Monday, December 20, 2010

Featured Professional: Jessica Hellman

Have you ever wondered what humans might do to reduce the negative effects of climate change? This is one of the newest challenges for climate change biology and a question that Dr. Jessica Hellmann and her students at the University of Notre Dame are tackling.

Jessica’s work on "adaptation" to climate change has emerged from her studies on the ecological impacts of climate change. She feels that ecologists have spent many years diagnosing the effects of climate change on biodiversity, but now we need to use this knowledge to design management strategies to live with climate change.

Specifically, the Hellmann Lab is studying the ecological and evolutionary factors that limit the ability of species to track climate as it shifts. These limitations include local adaptation of populations to local climates and specialized interactions between species. Humans might be able to overcome these limitations for some species by facilitating their movement and even putting some in new locations. Several species in the Great Lakes region are helping Jessica grapple with these issues, including the hybridizing Midwestern butterflies, Papilio glaucus and P. canadensis, and the endangered Karner blue butterfly.

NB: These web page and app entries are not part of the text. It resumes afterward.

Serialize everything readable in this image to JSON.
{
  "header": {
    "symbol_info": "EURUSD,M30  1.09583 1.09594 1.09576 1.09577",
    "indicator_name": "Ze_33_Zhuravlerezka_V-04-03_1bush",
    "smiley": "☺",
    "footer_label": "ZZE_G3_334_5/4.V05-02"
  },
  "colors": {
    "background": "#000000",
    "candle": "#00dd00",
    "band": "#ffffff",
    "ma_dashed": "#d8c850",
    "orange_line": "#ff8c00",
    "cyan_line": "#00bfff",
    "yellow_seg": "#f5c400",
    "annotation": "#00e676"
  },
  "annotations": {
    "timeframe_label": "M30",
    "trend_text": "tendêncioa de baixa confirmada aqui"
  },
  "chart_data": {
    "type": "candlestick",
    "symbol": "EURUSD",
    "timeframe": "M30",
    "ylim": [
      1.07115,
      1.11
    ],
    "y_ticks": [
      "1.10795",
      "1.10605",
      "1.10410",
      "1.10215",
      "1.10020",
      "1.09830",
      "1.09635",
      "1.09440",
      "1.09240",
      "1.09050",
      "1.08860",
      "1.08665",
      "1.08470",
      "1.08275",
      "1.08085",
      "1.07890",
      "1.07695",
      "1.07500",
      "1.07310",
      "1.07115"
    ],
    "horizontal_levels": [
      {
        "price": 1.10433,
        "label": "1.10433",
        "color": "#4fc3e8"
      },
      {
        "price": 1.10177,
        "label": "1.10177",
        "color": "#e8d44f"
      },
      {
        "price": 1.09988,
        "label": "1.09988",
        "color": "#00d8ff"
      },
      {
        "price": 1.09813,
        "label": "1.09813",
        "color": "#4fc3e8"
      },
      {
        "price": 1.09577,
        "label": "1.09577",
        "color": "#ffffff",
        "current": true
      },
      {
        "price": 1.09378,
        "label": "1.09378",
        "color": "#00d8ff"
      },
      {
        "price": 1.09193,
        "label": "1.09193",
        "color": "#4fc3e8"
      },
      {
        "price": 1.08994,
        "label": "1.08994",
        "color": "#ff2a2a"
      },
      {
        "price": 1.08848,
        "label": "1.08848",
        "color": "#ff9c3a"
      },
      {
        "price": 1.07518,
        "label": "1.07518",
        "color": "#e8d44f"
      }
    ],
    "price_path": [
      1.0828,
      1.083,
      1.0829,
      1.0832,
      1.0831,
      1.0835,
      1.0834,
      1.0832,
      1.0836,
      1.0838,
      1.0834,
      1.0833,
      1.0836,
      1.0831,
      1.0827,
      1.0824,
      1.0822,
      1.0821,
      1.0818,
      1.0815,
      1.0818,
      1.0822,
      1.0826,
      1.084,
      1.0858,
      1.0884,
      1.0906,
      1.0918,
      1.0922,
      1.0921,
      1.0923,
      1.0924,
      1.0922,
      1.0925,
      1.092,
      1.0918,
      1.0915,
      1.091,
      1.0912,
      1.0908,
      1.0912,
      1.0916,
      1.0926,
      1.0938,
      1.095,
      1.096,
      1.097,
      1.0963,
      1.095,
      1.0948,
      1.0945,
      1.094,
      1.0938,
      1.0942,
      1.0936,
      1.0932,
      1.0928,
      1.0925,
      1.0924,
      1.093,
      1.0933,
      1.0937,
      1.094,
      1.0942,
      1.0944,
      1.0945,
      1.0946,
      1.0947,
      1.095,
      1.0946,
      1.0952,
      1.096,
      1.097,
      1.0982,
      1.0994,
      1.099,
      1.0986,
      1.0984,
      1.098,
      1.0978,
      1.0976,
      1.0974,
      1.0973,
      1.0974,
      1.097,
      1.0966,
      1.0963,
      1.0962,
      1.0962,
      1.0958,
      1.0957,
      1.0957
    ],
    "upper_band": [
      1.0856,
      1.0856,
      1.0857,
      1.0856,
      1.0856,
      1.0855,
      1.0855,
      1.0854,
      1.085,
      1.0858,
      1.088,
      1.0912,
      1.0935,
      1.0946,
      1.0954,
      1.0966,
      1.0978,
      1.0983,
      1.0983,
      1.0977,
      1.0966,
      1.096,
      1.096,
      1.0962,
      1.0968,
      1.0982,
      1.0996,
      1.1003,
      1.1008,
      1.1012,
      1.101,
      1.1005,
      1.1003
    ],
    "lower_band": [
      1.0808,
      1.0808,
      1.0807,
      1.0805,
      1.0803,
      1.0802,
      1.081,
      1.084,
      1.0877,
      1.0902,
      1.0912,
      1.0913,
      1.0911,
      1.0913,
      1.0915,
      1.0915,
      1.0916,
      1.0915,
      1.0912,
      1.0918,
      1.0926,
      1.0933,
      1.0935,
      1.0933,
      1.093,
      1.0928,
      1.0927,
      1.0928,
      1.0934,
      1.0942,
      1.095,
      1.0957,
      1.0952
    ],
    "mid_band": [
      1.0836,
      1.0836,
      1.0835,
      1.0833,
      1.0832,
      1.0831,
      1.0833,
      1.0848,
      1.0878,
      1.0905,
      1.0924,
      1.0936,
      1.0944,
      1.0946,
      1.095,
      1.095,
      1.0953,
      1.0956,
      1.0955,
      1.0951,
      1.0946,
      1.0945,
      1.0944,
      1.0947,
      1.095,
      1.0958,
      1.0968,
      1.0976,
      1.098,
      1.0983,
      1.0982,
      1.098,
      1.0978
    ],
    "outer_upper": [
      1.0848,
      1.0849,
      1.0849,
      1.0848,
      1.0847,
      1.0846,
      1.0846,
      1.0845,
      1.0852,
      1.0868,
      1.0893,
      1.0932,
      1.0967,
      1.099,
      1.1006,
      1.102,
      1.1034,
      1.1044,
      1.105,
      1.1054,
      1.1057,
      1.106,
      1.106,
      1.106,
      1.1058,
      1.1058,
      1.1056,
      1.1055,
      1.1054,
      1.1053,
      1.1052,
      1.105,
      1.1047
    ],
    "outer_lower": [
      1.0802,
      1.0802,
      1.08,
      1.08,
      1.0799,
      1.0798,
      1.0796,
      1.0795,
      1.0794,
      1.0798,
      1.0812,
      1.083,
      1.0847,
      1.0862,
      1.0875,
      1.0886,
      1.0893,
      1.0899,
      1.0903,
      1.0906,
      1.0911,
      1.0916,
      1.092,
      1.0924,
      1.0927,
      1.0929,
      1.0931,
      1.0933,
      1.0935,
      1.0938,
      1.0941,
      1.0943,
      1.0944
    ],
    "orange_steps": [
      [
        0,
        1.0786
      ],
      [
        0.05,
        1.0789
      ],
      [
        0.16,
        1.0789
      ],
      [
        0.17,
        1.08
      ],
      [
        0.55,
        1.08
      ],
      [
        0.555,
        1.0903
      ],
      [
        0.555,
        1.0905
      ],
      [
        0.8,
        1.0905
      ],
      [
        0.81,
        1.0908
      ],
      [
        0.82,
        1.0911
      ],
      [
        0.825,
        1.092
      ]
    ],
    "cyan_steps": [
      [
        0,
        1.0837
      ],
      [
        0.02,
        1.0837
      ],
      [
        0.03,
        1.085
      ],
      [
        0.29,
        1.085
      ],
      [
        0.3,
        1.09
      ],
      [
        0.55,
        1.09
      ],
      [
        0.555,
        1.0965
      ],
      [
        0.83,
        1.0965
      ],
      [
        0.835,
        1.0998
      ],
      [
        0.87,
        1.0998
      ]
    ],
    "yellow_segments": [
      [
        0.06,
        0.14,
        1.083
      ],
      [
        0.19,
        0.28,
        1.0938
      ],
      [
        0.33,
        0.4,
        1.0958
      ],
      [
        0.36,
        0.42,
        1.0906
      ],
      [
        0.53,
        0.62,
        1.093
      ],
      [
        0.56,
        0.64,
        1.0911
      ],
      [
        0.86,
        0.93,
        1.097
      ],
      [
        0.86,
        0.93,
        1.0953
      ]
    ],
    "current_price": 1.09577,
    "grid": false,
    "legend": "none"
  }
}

For more information about Jessica Hellmann and her research group, see